Black Friday CX: Preventing a one-way customer journey

Brands need to lead customers, psychologically, down the purchase funnel before and after Black Friday

Black Friday CX: Preventing a one-way customer journey

In the UK, Black Friday was traditionally the last Friday before Christmas when businesses set their employees free for the festive break. They often closed up early, and the first stop for revellers was generally the pub. It was even dubbed Black Eye Friday due to the amount of police and ambulance services calls made. 

Things changed when Walmart (Asda) brought the US version of Black Friday, the post-Thanksgiving consumer-fest, to these shores in 2013. It became known for fights breaking out in the aisles so still kept the police and ambulance services busy. More importantly, from a customer experience (CX) perspective, the early Black Fridays left a lot to be desired.

Well, there are always teething problems. Consumers have since come to embrace Black Friday in the UK - it’s grown massively in awareness and popularity year on year. In 2016 £5.8 billion was spent in the four days between Black Friday and Cyber Monday, though the event remains something of a free-for-all. While it’s great for the bargain hunters, retailers and manufacturers are still working out how they can make it work in terms of brand building.

Order(s) from disorder

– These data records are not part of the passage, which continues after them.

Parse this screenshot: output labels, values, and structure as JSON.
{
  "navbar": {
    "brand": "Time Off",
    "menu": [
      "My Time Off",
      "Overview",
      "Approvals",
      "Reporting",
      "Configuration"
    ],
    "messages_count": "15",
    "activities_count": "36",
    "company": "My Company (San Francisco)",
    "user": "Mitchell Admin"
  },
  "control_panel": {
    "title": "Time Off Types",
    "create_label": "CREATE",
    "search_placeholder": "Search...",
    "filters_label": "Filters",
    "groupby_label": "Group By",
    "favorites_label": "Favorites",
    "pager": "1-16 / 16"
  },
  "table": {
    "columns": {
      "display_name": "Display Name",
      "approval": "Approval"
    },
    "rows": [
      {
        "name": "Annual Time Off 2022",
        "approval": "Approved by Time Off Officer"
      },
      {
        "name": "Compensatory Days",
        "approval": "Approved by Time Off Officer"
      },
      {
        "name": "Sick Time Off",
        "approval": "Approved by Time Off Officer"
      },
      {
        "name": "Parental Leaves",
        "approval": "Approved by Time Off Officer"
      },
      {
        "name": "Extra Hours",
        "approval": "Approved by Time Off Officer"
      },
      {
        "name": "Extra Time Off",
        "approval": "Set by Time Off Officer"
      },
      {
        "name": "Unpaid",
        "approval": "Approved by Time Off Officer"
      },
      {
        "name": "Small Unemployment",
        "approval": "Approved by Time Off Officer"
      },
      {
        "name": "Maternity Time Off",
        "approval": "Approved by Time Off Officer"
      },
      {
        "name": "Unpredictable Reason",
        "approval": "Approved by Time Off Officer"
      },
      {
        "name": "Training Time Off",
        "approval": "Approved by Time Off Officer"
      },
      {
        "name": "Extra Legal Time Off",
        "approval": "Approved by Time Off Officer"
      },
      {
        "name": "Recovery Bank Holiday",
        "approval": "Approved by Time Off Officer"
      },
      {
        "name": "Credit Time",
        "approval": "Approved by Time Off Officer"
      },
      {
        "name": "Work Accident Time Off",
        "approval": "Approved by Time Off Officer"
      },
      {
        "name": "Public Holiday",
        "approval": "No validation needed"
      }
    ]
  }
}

Consumers are savvy and sales and seasonal events are becoming a year-round fixture in the retail calendar. Where Black Friday differs is the time-limited nature of the event, which is more likely to drive purchases. It offers a sense of drama and shoppers have come to embrace the chaos, many viewing Black Friday as the retail equivalent of big game hunting -  the reward justifies the risk!

This is indicative of a degree of gamification that retailers can harness to better engage customers. People enjoy the theatre of Black Friday - after all, why else would someone queue at 4am for a TV when they can probably get it at a similar price online? The problem is it’s hard to bring shoppers back if they’re just there for the bargains. The point is, treating Black Friday as just another sale is a missed opportunity.

Yes, Black Friday is quick, cheap, and it can get messy.  It is for these reasons people have significantly lower expectations of their customer experience - whether that’s in-store or online. Look at it from another perspective though and retailers that offer a truly engaging CX have a chance to stand out and make a real impact.

Friday I'm in Love

Given its symbolic status as the start of the holiday shopping season, Black Friday couldn’t really come at a better time for retailers. So why shouldn’t Black Friday be seen as something of an annual Open Day for retail brands? 

It should be a way to make your loyal customers feel warm and fuzzy, and one of the greatest opportunities lies in-store: when shoppers come through your doors (for the first time in many cases) it’s a chance to showcase what the brand can do. 

The experience economy is becoming ever-more significant to bricks and mortar stores as they seek to differentiate. Notably, John Lewis is investing heavily in in-store CX and, somewhat ironically, Amazon is opening a pop-up Black Friday Deals Store in Soho for four days. 

The journey to (and from) Black Friday

Given the psychology of Black Friday, it offers a much more immediate customer journey than is typical for retail. However, the customer experience shouldn’t begin and end on November 24th. In the lead-up to the event, brand awareness and word of mouth are key, existing comms channels should be used to engage and reward loyal customers with exclusive access, such as sales previews, and personalised offers.

The aftermath provides an opportunity to build engagement around transactions to convert one-time customers into retained ones. Here great customer service around returns can make you stand out; ASOS has, for example, removed any anxiety from selling clothes online through its buy now, pay later model.

Black Friday is a stressful and hectic way for retailers to start the festive season. However, the potential rewards can make it a valuable annual fixture. The brands that will succeed understand the customer journey and play to the strengths of each channel at each stage, particularly if they can connect the dots between online and offline.

There may well be some loss-leaders but this can be a sacrifice worth making if you can attract new customers. Making a concerted effort at Black Friday becomes even more worthwhile if you can encourage these customers to opt-in in order to build relationships during the lucrative Christmas period and beyond.  

Rob Curran is head of CX of Wunderman